Max Lakin

  • Sarah Slappey, Blue Gingham, 2021, acrylic and oil on canvas, 80 × 100".

    Sarah Slappey

    It’s an accepted idea that unrealistic standards of feminine beauty pushed by fashion magazines and beauty conglomerates have a deleterious effect on society. Most of us enter the prison willingly. Self-care, which emerged as a loosely defined concept of coping with the pressures of modern life (of which looking good is a big one) presents itself as a saner alternative, but has by now been revealed as another trapdoor— a ten-billion-dollar industry that folds beauty into woozy affirmation and pseudo-psychology while reinforcing a kind of solipsism that foists a parallel set of things to buy and

  • Tau Lewis’s Opus (The Ovule), 2021, presented by Los Angeles’s Night Gallery at the Armory Show’s Platform section. Photo: Celsey Kelbaugh.
    diary September 15, 2021

    Moveable Feasts

    INDEPENDENT’S ABILITY TO CHOOSE locations that have private members clubs is unmatched. This year it had left Spring Studios, where someone told me it was outbid by Fashion Week, for the Battery Maritime Building, where a Cipriani recently moved in and bolted a gaudy nameplate to the facade, insisting it be called Casa Cipriani, which no one did. It’s an absurd place, but also a fitting expression of New Yorkers’ recent yen for dining in traffic and pretending they’re in the Veneto. People enjoyed six dollar Diet Cokes and plastic bowls of pasta on the terrace, which has spectacular views

  • Dominique Fung, The Largest and Most Formal Meal of the Day, 2021, oil on linen, 78 × 94".

    Dominique Fung

    Eugène Delacroix’s Orientalist tableaux once thrilled European viewers with their veiled courtesans and dusky harems; today, those paintings are understood as, among other things, imperialist propaganda. As in most arenas of modern life, the forces of hegemony and their attendant gazes—male, white, Western—that shaped the canon have come in for reckoning yet again, with various results.

    Dominique Fung’s imagery tweaks historical painting in a number of sensuous, seditious ways. Her visually knotty and pleasantly perception-scrambling canvases antagonize both colonialist conceptions of Asian art

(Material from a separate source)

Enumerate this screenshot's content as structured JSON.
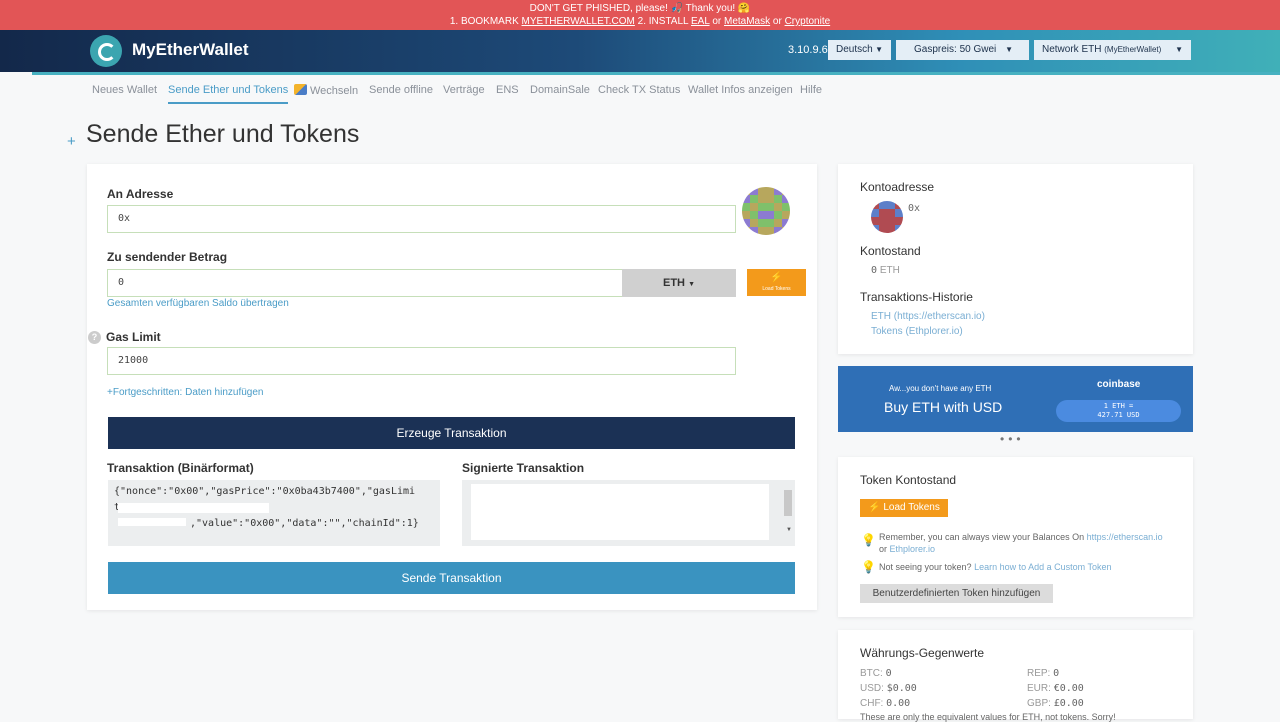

  • Max Levai at The Ranch in Montauk.
    diary July 01, 2021

    Montauk Cowboy

    “I WAS LAYING STONE this morning with the guys, so it’s been a dogfight,” Max Levai said on Saturday afternoon in Montauk at the debut of The Ranch, his next act following some ugly business and back-and-forth litigiousness that saw him and Levai père Pierre part ways with Marlborough Gallery. Anyway, all that seemed to be in the past, or under gag order. The oysters were on ice and the mignonette was glistening. Levai picked up the property last summer and had been renovating until about an hour before guests arrived. Save for some exposed wiring, it was mostly ready. “It was, as you know, a

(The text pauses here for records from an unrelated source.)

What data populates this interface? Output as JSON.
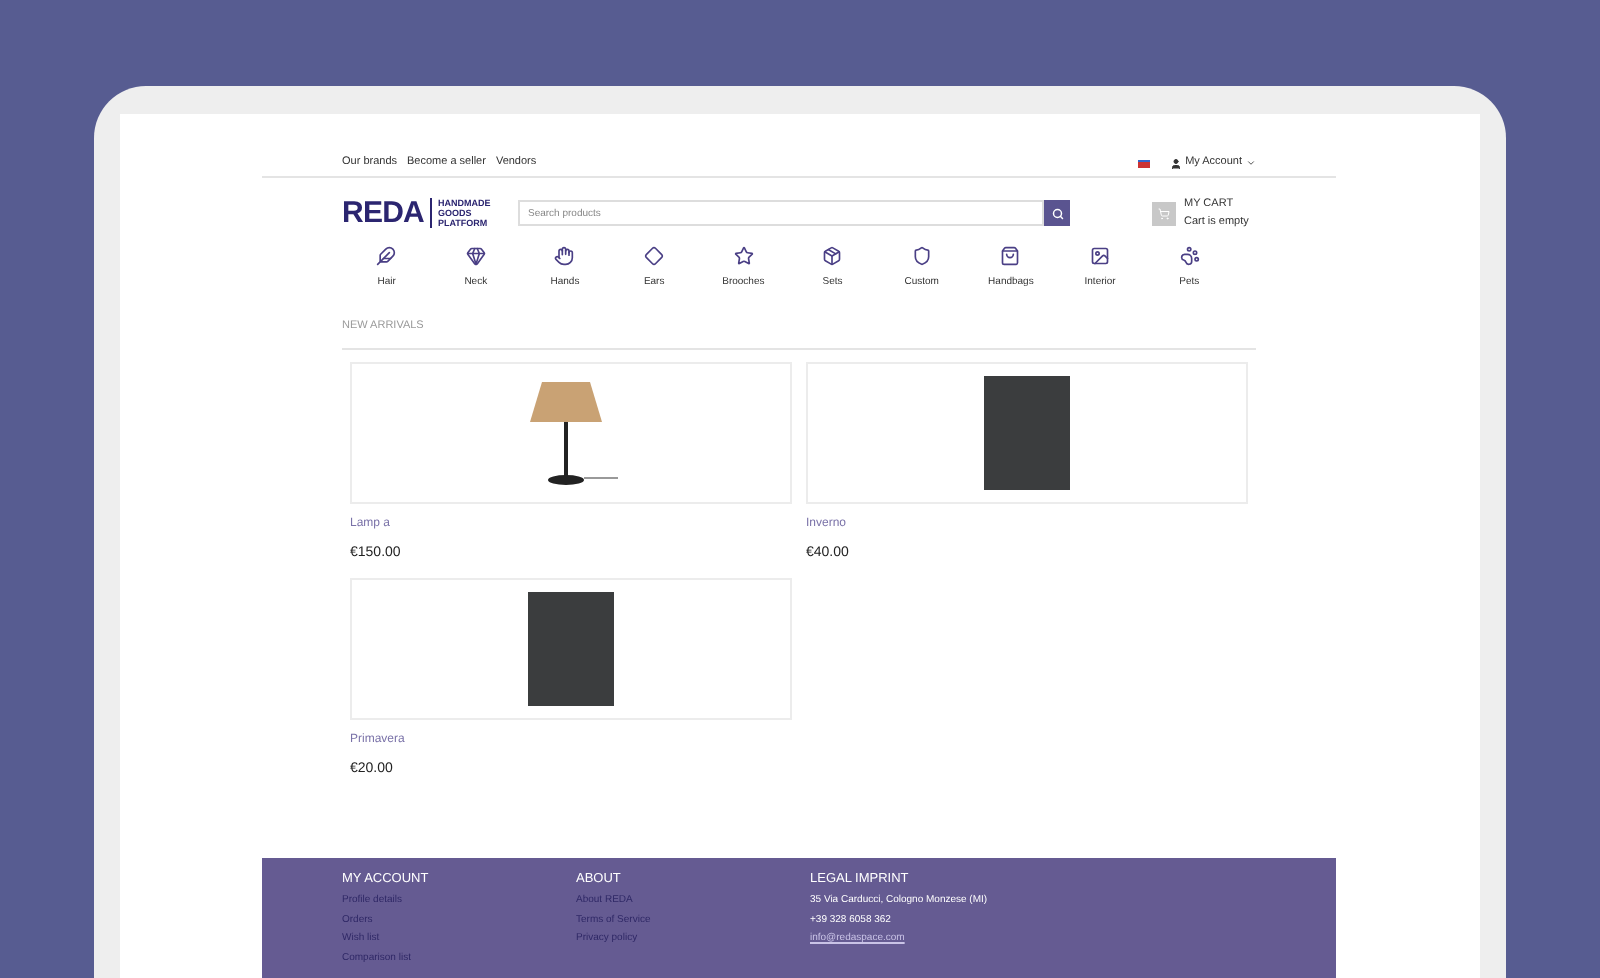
{
  "top_links": [
    "Our brands",
    "Become a seller",
    "Vendors"
  ],
  "account": {
    "label": "My Account"
  },
  "logo": {
    "text": "REDA",
    "tagline": [
      "HANDMADE",
      "GOODS",
      "PLATFORM"
    ]
  },
  "search": {
    "placeholder": "Search products"
  },
  "cart": {
    "title": "MY CART",
    "status": "Cart is empty"
  },
  "categories": [
    "Hair",
    "Neck",
    "Hands",
    "Ears",
    "Brooches",
    "Sets",
    "Custom",
    "Handbags",
    "Interior",
    "Pets"
  ],
  "section_title": "NEW ARRIVALS",
  "products": [
    {
      "name": "Lamp a",
      "price": "€150.00",
      "kind": "lamp"
    },
    {
      "name": "Inverno",
      "price": "€40.00",
      "kind": "photo"
    },
    {
      "name": "Primavera",
      "price": "€20.00",
      "kind": "photo"
    }
  ],
  "footer": [
    {
      "title": "MY ACCOUNT",
      "kind": "links",
      "items": [
        "Profile details",
        "Orders",
        "Wish list",
        "Comparison list"
      ]
    },
    {
      "title": "ABOUT",
      "kind": "links",
      "items": [
        "About REDA",
        "Terms of Service",
        "Privacy policy"
      ]
    },
    {
      "title": "LEGAL IMPRINT",
      "kind": "contact",
      "items": [
        "35 Via Carducci, Cologno Monzese (MI)",
        "+39 328 6058 362",
        "info@redaspace.com"
      ]
    }
  ]
}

  • José Parlá, Writers’ Bench: Grand Concourse and 149th Street, The Bronx, 2020, acrylic, ink, collage, enamel, plaster, and oil on canvas, 60 × 96".

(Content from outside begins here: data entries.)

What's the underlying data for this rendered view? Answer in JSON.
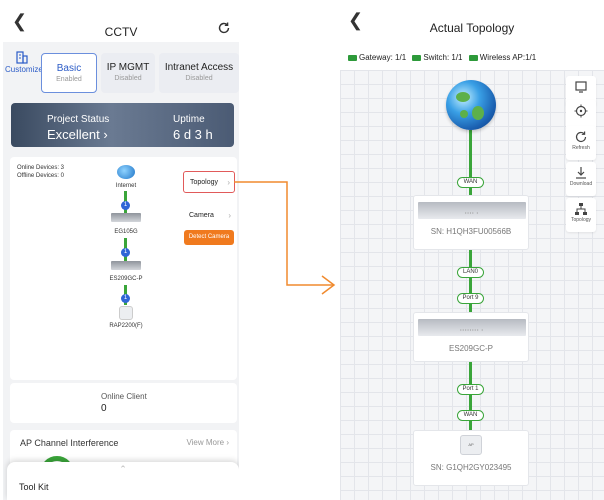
{
  "left": {
    "title": "CCTV",
    "tabs": {
      "customize": "Customize",
      "basic": {
        "label": "Basic",
        "state": "Enabled"
      },
      "ipmgmt": {
        "label": "IP MGMT",
        "state": "Disabled"
      },
      "intranet": {
        "label": "Intranet Access",
        "state": "Disabled"
      }
    },
    "project_status": {
      "label": "Project Status",
      "value": "Excellent"
    },
    "uptime": {
      "label": "Uptime",
      "value": "6 d 3 h"
    },
    "counts": {
      "online": "Online Devices: 3",
      "offline": "Offline Devices: 0"
    },
    "mini_topology": {
      "internet_label": "Internet",
      "nodes": [
        "EG105G",
        "ES209GC-P",
        "RAP2200(F)"
      ],
      "badges": [
        "1",
        "1",
        "1",
        "1"
      ]
    },
    "side_buttons": {
      "topology": "Topology",
      "camera": "Camera",
      "detect_camera": "Detect Camera"
    },
    "online_client": {
      "label": "Online Client",
      "value": "0"
    },
    "ap_interference": {
      "label": "AP Channel Interference",
      "more": "View More"
    },
    "toolkit": "Tool Kit"
  },
  "right": {
    "title": "Actual Topology",
    "legend": [
      "Gateway: 1/1",
      "Switch: 1/1",
      "Wireless AP:1/1"
    ],
    "links": {
      "wan1": "WAN",
      "lan": "LAN0",
      "port9": "Port 9",
      "port1": "Port 1",
      "wan2": "WAN"
    },
    "devices": {
      "gateway": {
        "sn": "SN:  H1QH3FU00566B"
      },
      "switch": {
        "name": "ES209GC-P"
      },
      "ap": {
        "sn": "SN:  G1QH2GY023495",
        "badge": "AP"
      }
    },
    "toolbar": {
      "refresh": "Refresh",
      "download": "Download",
      "topology": "Topology"
    }
  },
  "colors": {
    "accent": "#2c5cc7",
    "link": "#3aa53a",
    "highlight": "#e15a5a",
    "arrow": "#f08a2e"
  }
}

    José Parlá

    “It’s Yours,” José Parlá’s solo exhibition of recent paintings here, took its name from Bronx rapper T La Rock’s 1984 formative hip-hop single, a self-reflexive anthem that sets out the genre’s parameters and its promise of democratic permissiveness. It was a good analogue for Parlá’s practice, a style of Abstract Expressionism informed by both the energy of street life and the built environment of the street itself. Parlá, a tagger at heart (a selection of his early blackbooks are featured), works in what is sometimes called a postgraffiti mode but is probably better understood as gestural